(Interface dataset entries)
◆ ◆ ◆

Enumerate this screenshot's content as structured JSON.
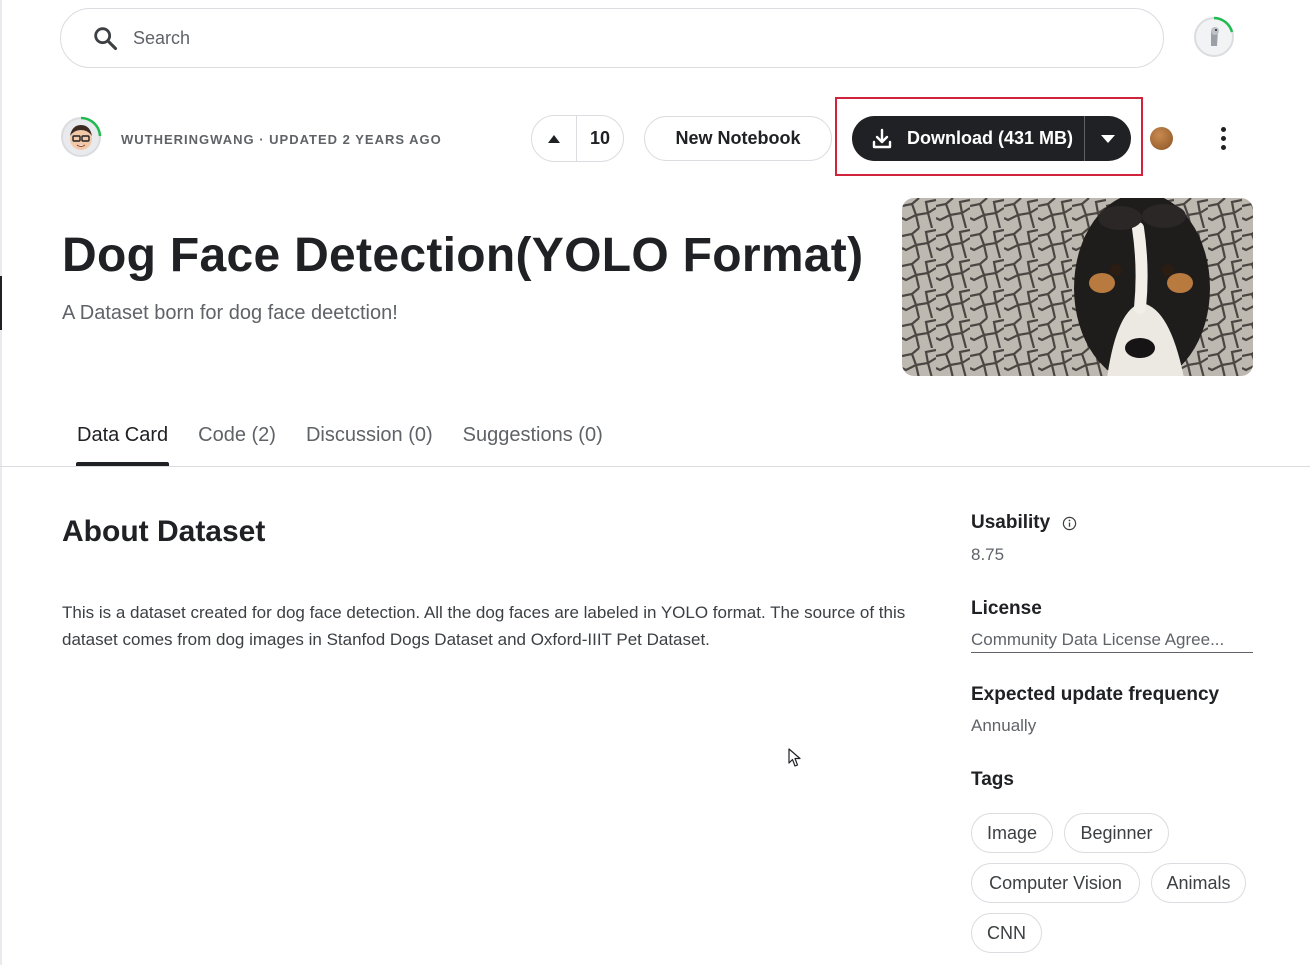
{
  "search": {
    "placeholder": "Search"
  },
  "owner": {
    "line": "WUTHERINGWANG · UPDATED 2 YEARS AGO"
  },
  "vote": {
    "count": "10"
  },
  "actions": {
    "new_notebook": "New Notebook",
    "download": "Download (431 MB)"
  },
  "dataset": {
    "title": "Dog Face Detection(YOLO Format)",
    "subtitle": "A Dataset born for dog face deetction!"
  },
  "tabs": [
    {
      "label": "Data Card",
      "active": true
    },
    {
      "label": "Code (2)",
      "active": false
    },
    {
      "label": "Discussion (0)",
      "active": false
    },
    {
      "label": "Suggestions (0)",
      "active": false
    }
  ],
  "about": {
    "title": "About Dataset",
    "text": "This is a dataset created for dog face detection. All the dog faces are labeled in YOLO format. The source of this dataset comes from dog images in Stanfod Dogs Dataset and Oxford-IIIT Pet Dataset."
  },
  "sidebar": {
    "usability_label": "Usability",
    "usability_value": "8.75",
    "license_label": "License",
    "license_value": "Community Data License Agree...",
    "frequency_label": "Expected update frequency",
    "frequency_value": "Annually",
    "tags_label": "Tags",
    "tags": [
      "Image",
      "Beginner",
      "Computer Vision",
      "Animals",
      "CNN"
    ]
  },
  "colors": {
    "primary_button": "#202124",
    "highlight_box": "#d2233c",
    "progress_ring": "#20ba4e"
  }
}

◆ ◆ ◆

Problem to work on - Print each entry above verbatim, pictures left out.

Task output -
Enumerate this screenshot's content as structured JSON.
{
  "search": {
    "placeholder": "Search"
  },
  "owner": {
    "line": "WUTHERINGWANG · UPDATED 2 YEARS AGO"
  },
  "vote": {
    "count": "10"
  },
  "actions": {
    "new_notebook": "New Notebook",
    "download": "Download (431 MB)"
  },
  "dataset": {
    "title": "Dog Face Detection(YOLO Format)",
    "subtitle": "A Dataset born for dog face deetction!"
  },
  "tabs": [
    {
      "label": "Data Card",
      "active": true
    },
    {
      "label": "Code (2)",
      "active": false
    },
    {
      "label": "Discussion (0)",
      "active": false
    },
    {
      "label": "Suggestions (0)",
      "active": false
    }
  ],
  "about": {
    "title": "About Dataset",
    "text": "This is a dataset created for dog face detection. All the dog faces are labeled in YOLO format. The source of this dataset comes from dog images in Stanfod Dogs Dataset and Oxford-IIIT Pet Dataset."
  },
  "sidebar": {
    "usability_label": "Usability",
    "usability_value": "8.75",
    "license_label": "License",
    "license_value": "Community Data License Agree...",
    "frequency_label": "Expected update frequency",
    "frequency_value": "Annually",
    "tags_label": "Tags",
    "tags": [
      "Image",
      "Beginner",
      "Computer Vision",
      "Animals",
      "CNN"
    ]
  },
  "colors": {
    "primary_button": "#202124",
    "highlight_box": "#d2233c",
    "progress_ring": "#20ba4e"
  }
}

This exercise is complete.